## Data records for software interfaces
========

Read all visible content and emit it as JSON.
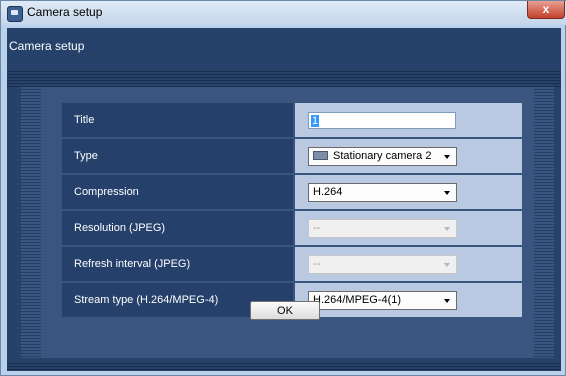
{
  "window": {
    "title": "Camera setup",
    "close_label": "x"
  },
  "header": {
    "title": "Camera setup"
  },
  "form": {
    "rows": [
      {
        "label": "Title",
        "value": "1"
      },
      {
        "label": "Type",
        "value": "Stationary camera 2",
        "icon": "camera-icon"
      },
      {
        "label": "Compression",
        "value": "H.264"
      },
      {
        "label": "Resolution (JPEG)",
        "value": "--",
        "disabled": true
      },
      {
        "label": "Refresh interval (JPEG)",
        "value": "--",
        "disabled": true
      },
      {
        "label": "Stream type (H.264/MPEG-4)",
        "value": "H.264/MPEG-4(1)"
      }
    ]
  },
  "footer": {
    "ok_label": "OK"
  },
  "colors": {
    "background": "#26416a",
    "label_cell": "#25406b",
    "value_cell": "#b8c9e1",
    "title_bar": "#c4d6ea"
  }
}
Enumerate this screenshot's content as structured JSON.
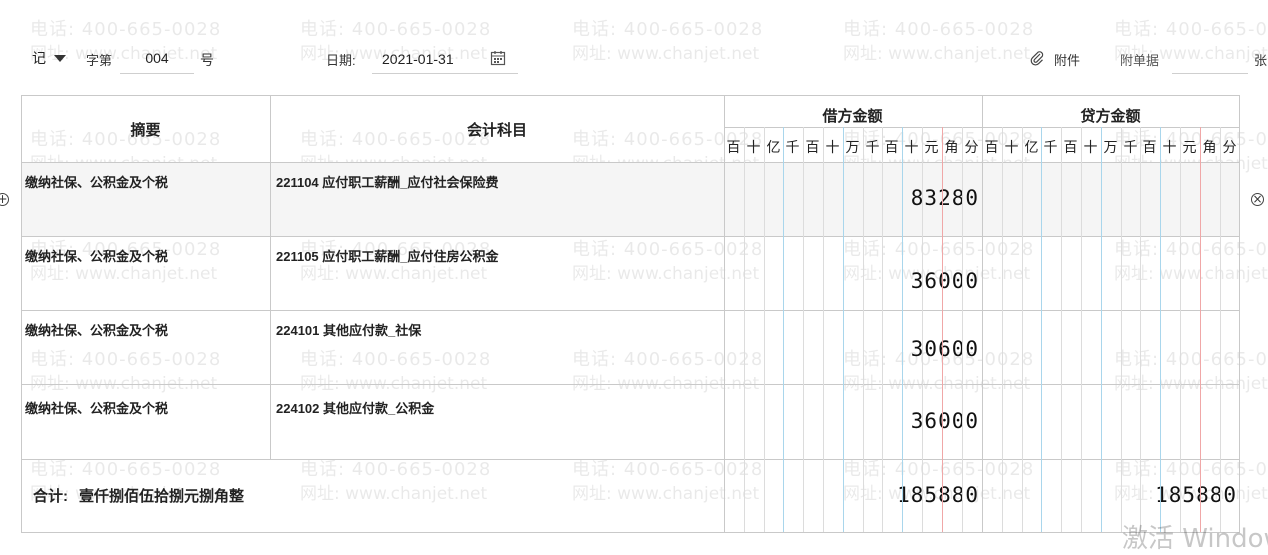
{
  "watermark": {
    "phone": "电话: 400-665-0028",
    "url": "网址: www.chanjet.net"
  },
  "header": {
    "voucher_word": "记",
    "zi_label": "字第",
    "number": "004",
    "hao_label": "号",
    "date_label": "日期:",
    "date": "2021-01-31",
    "attachment_label": "附件",
    "attach_docs_label": "附单据",
    "attach_docs_value": "",
    "zhang_label": "张"
  },
  "columns": {
    "summary": "摘要",
    "account": "会计科目",
    "debit": "借方金额",
    "credit": "贷方金额",
    "units": [
      "百",
      "十",
      "亿",
      "千",
      "百",
      "十",
      "万",
      "千",
      "百",
      "十",
      "元",
      "角",
      "分"
    ]
  },
  "rows": [
    {
      "summary": "缴纳社保、公积金及个税",
      "account": "221104 应付职工薪酬_应付社会保险费",
      "debit": "83280",
      "credit": ""
    },
    {
      "summary": "缴纳社保、公积金及个税",
      "account": "221105 应付职工薪酬_应付住房公积金",
      "debit": "36000",
      "credit": ""
    },
    {
      "summary": "缴纳社保、公积金及个税",
      "account": "224101 其他应付款_社保",
      "debit": "30600",
      "credit": ""
    },
    {
      "summary": "缴纳社保、公积金及个税",
      "account": "224102 其他应付款_公积金",
      "debit": "36000",
      "credit": ""
    }
  ],
  "total": {
    "label": "合计:",
    "amount_words": "壹仟捌佰伍拾捌元捌角整",
    "debit": "185880",
    "credit": "185880"
  },
  "controls": {
    "add_row_icon": "plus-circle-icon",
    "delete_row_icon": "close-circle-icon"
  },
  "os_overlay": {
    "text": "激活 Windows"
  }
}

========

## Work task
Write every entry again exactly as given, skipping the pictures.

## Answer to this problem
Read all visible content and emit it as JSON.
{
  "window": {
    "title": "Camera setup",
    "close_label": "x"
  },
  "header": {
    "title": "Camera setup"
  },
  "form": {
    "rows": [
      {
        "label": "Title",
        "value": "1"
      },
      {
        "label": "Type",
        "value": "Stationary camera 2",
        "icon": "camera-icon"
      },
      {
        "label": "Compression",
        "value": "H.264"
      },
      {
        "label": "Resolution (JPEG)",
        "value": "--",
        "disabled": true
      },
      {
        "label": "Refresh interval (JPEG)",
        "value": "--",
        "disabled": true
      },
      {
        "label": "Stream type (H.264/MPEG-4)",
        "value": "H.264/MPEG-4(1)"
      }
    ]
  },
  "footer": {
    "ok_label": "OK"
  },
  "colors": {
    "background": "#26416a",
    "label_cell": "#25406b",
    "value_cell": "#b8c9e1",
    "title_bar": "#c4d6ea"
  }
}
Enumerate this screenshot's content as structured JSON.
{
  "watermark": {
    "phone": "电话: 400-665-0028",
    "url": "网址: www.chanjet.net"
  },
  "header": {
    "voucher_word": "记",
    "zi_label": "字第",
    "number": "004",
    "hao_label": "号",
    "date_label": "日期:",
    "date": "2021-01-31",
    "attachment_label": "附件",
    "attach_docs_label": "附单据",
    "attach_docs_value": "",
    "zhang_label": "张"
  },
  "columns": {
    "summary": "摘要",
    "account": "会计科目",
    "debit": "借方金额",
    "credit": "贷方金额",
    "units": [
      "百",
      "十",
      "亿",
      "千",
      "百",
      "十",
      "万",
      "千",
      "百",
      "十",
      "元",
      "角",
      "分"
    ]
  },
  "rows": [
    {
      "summary": "缴纳社保、公积金及个税",
      "account": "221104 应付职工薪酬_应付社会保险费",
      "debit": "83280",
      "credit": ""
    },
    {
      "summary": "缴纳社保、公积金及个税",
      "account": "221105 应付职工薪酬_应付住房公积金",
      "debit": "36000",
      "credit": ""
    },
    {
      "summary": "缴纳社保、公积金及个税",
      "account": "224101 其他应付款_社保",
      "debit": "30600",
      "credit": ""
    },
    {
      "summary": "缴纳社保、公积金及个税",
      "account": "224102 其他应付款_公积金",
      "debit": "36000",
      "credit": ""
    }
  ],
  "total": {
    "label": "合计:",
    "amount_words": "壹仟捌佰伍拾捌元捌角整",
    "debit": "185880",
    "credit": "185880"
  },
  "controls": {
    "add_row_icon": "plus-circle-icon",
    "delete_row_icon": "close-circle-icon"
  },
  "os_overlay": {
    "text": "激活 Windows"
  }
}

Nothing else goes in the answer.